Exercise directions:
Every line of the data below that holds the string "image" needs to be reported.
*****
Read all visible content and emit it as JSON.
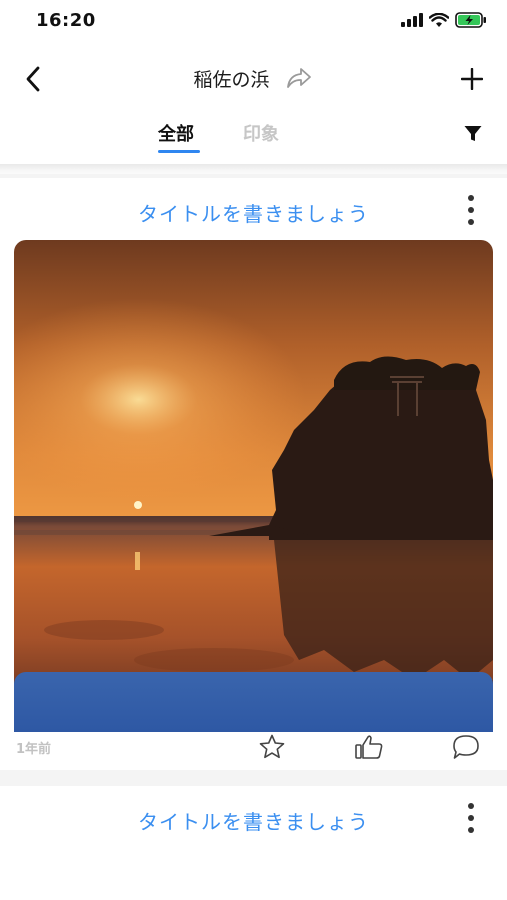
{
  "status_bar": {
    "time": "16:20",
    "icons": [
      "signal-icon",
      "wifi-icon",
      "battery-charging-icon"
    ]
  },
  "nav": {
    "back_icon": "chevron-left-icon",
    "title": "稲佐の浜",
    "share_icon": "share-arrow-icon",
    "add_icon": "plus-icon"
  },
  "tabs": {
    "items": [
      {
        "label": "全部",
        "active": true
      },
      {
        "label": "印象",
        "active": false
      }
    ],
    "filter_icon": "filter-funnel-icon",
    "accent_color": "#2f86f0"
  },
  "feed": {
    "cards": [
      {
        "title": "タイトルを書きましょう",
        "more_icon": "more-vertical-icon",
        "image": "sunset-beach-rock-photo",
        "time_ago": "1年前",
        "actions": [
          "star-icon",
          "thumbs-up-icon",
          "comment-icon"
        ]
      },
      {
        "title": "タイトルを書きましょう",
        "more_icon": "more-vertical-icon",
        "image": "blue-sky-photo"
      }
    ],
    "title_color": "#3b8ff0"
  }
}
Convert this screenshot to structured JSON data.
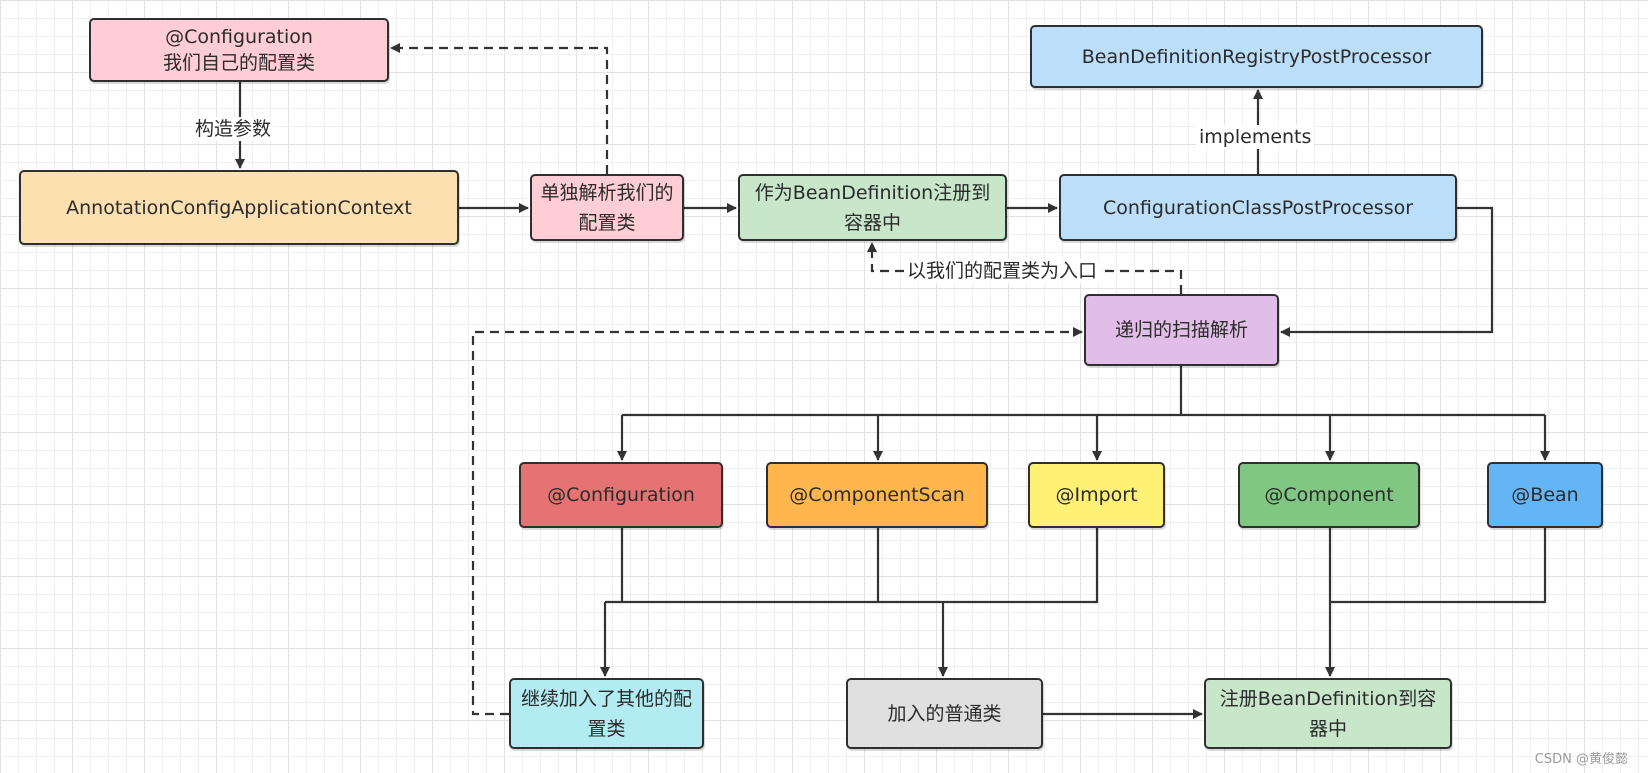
{
  "nodes": {
    "config_class": {
      "line1": "@Configuration",
      "line2": "我们自己的配置类",
      "color": "#ffcdd5"
    },
    "context": {
      "label": "AnnotationConfigApplicationContext",
      "color": "#fde0b0"
    },
    "parse_config": {
      "label": "单独解析我们的配置类",
      "color": "#ffcdd5"
    },
    "register_bd": {
      "label": "作为BeanDefinition注册到容器中",
      "color": "#c8e6c9"
    },
    "ccpp": {
      "label": "ConfigurationClassPostProcessor",
      "color": "#bbdefb"
    },
    "bdrpp": {
      "label": "BeanDefinitionRegistryPostProcessor",
      "color": "#bbdefb"
    },
    "recursive_scan": {
      "label": "递归的扫描解析",
      "color": "#e1bee7"
    },
    "ann_configuration": {
      "label": "@Configuration",
      "color": "#e57373"
    },
    "ann_componentscan": {
      "label": "@ComponentScan",
      "color": "#ffb74d"
    },
    "ann_import": {
      "label": "@Import",
      "color": "#fff176"
    },
    "ann_component": {
      "label": "@Component",
      "color": "#81c784"
    },
    "ann_bean": {
      "label": "@Bean",
      "color": "#64b5f6"
    },
    "more_configs": {
      "label": "继续加入了其他的配置类",
      "color": "#b2ebf2"
    },
    "normal_classes": {
      "label": "加入的普通类",
      "color": "#e0e0e0"
    },
    "register_bd_final": {
      "label": "注册BeanDefinition到容器中",
      "color": "#c8e6c9"
    }
  },
  "edge_labels": {
    "ctor_arg": "构造参数",
    "implements": "implements",
    "entry": "以我们的配置类为入口"
  },
  "watermark": "CSDN @黄俊懿"
}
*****
Solution for this task:
        "image": "sunset-beach-rock-photo",
        "image": "blue-sky-photo"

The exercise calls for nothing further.